WORK INSTRUCTIONS: Please tally the lines below that contain the word "this" and reply with the total alone.

RECORDS:
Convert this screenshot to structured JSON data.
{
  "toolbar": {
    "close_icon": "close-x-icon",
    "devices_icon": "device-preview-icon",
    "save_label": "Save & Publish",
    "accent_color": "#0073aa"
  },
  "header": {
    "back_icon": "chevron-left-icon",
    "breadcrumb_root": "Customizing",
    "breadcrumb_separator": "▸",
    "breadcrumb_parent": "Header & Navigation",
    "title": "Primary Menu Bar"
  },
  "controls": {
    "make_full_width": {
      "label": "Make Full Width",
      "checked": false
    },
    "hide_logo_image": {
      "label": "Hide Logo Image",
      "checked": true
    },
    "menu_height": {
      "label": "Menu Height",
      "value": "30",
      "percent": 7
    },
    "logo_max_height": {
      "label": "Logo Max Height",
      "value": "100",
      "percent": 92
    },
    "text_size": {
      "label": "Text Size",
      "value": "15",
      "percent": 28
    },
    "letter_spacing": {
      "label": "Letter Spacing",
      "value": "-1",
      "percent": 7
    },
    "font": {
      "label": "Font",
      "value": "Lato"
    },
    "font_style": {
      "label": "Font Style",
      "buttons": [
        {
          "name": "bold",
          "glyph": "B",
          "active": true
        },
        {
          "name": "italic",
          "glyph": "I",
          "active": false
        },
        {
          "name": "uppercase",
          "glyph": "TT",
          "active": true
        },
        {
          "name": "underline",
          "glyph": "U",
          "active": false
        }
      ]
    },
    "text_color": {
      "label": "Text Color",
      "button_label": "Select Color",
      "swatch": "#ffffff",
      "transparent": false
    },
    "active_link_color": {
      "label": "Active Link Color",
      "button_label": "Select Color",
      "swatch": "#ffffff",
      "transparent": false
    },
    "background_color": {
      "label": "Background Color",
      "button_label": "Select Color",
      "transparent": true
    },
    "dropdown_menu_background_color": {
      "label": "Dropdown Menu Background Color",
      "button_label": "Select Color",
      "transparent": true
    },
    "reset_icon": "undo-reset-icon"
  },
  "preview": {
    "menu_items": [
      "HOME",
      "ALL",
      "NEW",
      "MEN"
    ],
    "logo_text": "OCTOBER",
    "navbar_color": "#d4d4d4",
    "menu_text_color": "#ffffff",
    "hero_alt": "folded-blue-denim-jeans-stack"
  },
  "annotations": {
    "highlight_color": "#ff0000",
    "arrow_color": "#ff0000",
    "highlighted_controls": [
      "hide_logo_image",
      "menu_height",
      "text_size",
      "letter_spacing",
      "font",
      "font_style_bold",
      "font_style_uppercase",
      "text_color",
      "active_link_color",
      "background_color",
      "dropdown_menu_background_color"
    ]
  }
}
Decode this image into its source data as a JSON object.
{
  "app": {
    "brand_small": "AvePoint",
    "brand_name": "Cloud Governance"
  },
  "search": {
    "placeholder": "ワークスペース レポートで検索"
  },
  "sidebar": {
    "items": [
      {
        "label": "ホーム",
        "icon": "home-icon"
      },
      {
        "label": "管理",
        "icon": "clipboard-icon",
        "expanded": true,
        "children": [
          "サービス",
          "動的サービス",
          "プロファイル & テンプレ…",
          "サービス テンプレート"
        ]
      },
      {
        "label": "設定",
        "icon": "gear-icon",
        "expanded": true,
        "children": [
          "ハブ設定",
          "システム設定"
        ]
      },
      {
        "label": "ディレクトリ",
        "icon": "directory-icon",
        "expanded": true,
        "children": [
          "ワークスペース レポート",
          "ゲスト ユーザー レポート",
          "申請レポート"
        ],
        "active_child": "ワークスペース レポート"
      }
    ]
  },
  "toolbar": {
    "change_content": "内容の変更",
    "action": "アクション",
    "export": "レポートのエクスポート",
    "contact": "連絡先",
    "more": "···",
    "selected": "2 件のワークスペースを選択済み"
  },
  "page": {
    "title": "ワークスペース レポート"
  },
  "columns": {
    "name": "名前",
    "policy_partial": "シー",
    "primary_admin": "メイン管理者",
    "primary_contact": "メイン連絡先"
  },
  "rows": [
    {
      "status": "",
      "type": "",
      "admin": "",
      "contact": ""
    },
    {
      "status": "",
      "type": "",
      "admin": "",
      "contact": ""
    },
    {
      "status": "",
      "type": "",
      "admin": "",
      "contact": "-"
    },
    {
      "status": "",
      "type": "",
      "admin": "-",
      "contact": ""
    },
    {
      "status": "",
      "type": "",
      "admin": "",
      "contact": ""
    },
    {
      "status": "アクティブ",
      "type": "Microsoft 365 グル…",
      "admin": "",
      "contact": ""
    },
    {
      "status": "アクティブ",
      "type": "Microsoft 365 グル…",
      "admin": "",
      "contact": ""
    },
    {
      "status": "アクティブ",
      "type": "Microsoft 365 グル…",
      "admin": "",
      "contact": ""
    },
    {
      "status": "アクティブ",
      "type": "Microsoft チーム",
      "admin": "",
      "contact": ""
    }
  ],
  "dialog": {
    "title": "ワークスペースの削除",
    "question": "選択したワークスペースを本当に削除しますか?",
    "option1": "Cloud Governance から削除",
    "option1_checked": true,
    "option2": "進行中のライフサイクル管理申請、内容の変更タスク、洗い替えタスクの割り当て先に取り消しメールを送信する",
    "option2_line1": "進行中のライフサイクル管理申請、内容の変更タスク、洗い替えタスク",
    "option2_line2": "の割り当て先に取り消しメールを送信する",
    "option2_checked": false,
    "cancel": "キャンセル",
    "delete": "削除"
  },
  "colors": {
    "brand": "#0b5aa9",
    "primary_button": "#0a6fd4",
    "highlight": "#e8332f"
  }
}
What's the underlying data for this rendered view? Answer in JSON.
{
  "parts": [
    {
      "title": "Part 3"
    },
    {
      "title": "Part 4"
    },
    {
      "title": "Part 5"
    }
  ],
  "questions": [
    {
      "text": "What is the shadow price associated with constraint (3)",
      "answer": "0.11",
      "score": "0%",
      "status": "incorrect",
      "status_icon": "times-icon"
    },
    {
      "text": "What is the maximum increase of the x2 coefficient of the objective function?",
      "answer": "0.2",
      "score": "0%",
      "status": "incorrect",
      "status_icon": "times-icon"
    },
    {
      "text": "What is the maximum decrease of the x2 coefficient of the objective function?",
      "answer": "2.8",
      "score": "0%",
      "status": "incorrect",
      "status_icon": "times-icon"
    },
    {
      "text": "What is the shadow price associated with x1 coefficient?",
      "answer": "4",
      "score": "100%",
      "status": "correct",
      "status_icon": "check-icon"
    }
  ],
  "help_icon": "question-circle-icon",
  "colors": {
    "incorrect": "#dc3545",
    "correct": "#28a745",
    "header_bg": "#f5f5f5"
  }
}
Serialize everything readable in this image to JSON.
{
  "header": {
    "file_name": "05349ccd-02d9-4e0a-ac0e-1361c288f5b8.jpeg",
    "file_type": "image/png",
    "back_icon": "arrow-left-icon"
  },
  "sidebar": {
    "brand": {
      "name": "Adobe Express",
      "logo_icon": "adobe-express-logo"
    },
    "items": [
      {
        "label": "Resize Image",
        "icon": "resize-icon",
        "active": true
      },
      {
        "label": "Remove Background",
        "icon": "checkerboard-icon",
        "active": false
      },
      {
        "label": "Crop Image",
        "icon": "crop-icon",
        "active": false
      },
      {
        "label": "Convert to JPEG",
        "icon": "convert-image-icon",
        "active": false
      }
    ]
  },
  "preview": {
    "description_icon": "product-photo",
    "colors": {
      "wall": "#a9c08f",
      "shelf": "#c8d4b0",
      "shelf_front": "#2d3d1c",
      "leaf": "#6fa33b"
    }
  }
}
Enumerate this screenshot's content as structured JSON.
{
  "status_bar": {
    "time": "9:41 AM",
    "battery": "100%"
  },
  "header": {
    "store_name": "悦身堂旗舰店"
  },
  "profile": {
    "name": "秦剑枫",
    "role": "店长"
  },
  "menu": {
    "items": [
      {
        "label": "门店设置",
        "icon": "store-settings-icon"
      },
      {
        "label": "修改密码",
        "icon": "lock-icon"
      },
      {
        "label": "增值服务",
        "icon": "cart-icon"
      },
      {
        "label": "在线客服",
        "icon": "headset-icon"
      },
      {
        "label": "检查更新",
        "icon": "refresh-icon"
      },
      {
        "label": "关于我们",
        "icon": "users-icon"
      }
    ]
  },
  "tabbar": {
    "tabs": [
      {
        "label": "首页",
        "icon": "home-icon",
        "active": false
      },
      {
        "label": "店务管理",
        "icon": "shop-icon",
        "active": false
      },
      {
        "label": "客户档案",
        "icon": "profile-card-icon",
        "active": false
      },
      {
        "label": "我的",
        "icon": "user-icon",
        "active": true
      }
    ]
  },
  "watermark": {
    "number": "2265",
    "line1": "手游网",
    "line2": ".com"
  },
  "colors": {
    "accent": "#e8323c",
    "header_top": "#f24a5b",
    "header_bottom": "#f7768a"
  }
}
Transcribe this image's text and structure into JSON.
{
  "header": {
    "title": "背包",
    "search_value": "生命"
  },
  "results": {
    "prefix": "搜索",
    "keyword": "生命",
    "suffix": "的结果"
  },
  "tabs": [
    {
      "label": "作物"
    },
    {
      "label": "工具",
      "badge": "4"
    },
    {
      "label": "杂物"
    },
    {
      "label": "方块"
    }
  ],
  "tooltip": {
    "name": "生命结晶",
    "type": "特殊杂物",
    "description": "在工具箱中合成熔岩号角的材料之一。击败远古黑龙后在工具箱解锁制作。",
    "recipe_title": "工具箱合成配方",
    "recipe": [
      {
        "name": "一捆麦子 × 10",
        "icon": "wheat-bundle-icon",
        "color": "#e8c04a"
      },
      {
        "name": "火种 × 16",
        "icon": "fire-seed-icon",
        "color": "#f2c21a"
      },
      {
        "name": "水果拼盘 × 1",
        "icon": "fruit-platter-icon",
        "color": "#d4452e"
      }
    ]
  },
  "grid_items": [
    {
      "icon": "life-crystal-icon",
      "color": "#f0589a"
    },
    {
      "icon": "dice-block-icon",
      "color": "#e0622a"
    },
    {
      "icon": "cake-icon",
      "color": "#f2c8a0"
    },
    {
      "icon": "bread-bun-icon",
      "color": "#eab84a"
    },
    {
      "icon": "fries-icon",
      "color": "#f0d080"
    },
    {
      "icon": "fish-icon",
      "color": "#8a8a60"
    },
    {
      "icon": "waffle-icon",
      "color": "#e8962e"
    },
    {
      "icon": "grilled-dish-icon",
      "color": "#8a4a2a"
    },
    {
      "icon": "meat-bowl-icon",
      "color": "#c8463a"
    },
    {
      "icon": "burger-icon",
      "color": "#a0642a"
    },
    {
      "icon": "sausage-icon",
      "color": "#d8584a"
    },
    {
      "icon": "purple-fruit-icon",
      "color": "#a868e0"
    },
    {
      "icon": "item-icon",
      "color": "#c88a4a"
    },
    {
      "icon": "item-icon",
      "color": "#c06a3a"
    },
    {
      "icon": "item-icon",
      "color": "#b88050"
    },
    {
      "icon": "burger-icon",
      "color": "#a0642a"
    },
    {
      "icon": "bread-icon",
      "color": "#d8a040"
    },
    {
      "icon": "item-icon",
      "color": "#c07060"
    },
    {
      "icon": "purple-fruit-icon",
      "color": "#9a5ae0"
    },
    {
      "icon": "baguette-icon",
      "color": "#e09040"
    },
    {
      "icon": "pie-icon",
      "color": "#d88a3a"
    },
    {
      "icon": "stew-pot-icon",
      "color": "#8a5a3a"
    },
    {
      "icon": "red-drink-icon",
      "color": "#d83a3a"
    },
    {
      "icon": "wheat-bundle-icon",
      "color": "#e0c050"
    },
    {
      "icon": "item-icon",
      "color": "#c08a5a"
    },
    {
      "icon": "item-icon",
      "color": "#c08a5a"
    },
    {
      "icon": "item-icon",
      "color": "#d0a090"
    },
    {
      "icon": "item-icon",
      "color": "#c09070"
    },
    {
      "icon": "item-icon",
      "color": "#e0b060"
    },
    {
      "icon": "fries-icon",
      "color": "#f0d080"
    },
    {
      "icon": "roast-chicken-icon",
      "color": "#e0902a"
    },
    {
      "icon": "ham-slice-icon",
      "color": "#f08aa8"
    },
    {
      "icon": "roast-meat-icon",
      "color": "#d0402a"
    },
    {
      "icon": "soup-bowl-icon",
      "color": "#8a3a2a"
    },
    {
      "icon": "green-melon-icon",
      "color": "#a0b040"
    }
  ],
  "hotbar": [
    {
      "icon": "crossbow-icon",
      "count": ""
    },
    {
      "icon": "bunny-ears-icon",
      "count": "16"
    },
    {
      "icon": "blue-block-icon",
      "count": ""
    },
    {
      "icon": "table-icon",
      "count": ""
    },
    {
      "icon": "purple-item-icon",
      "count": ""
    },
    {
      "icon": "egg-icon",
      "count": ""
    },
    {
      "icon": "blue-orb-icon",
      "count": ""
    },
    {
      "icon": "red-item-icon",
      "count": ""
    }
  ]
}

COMPLETED EXERCISE: 6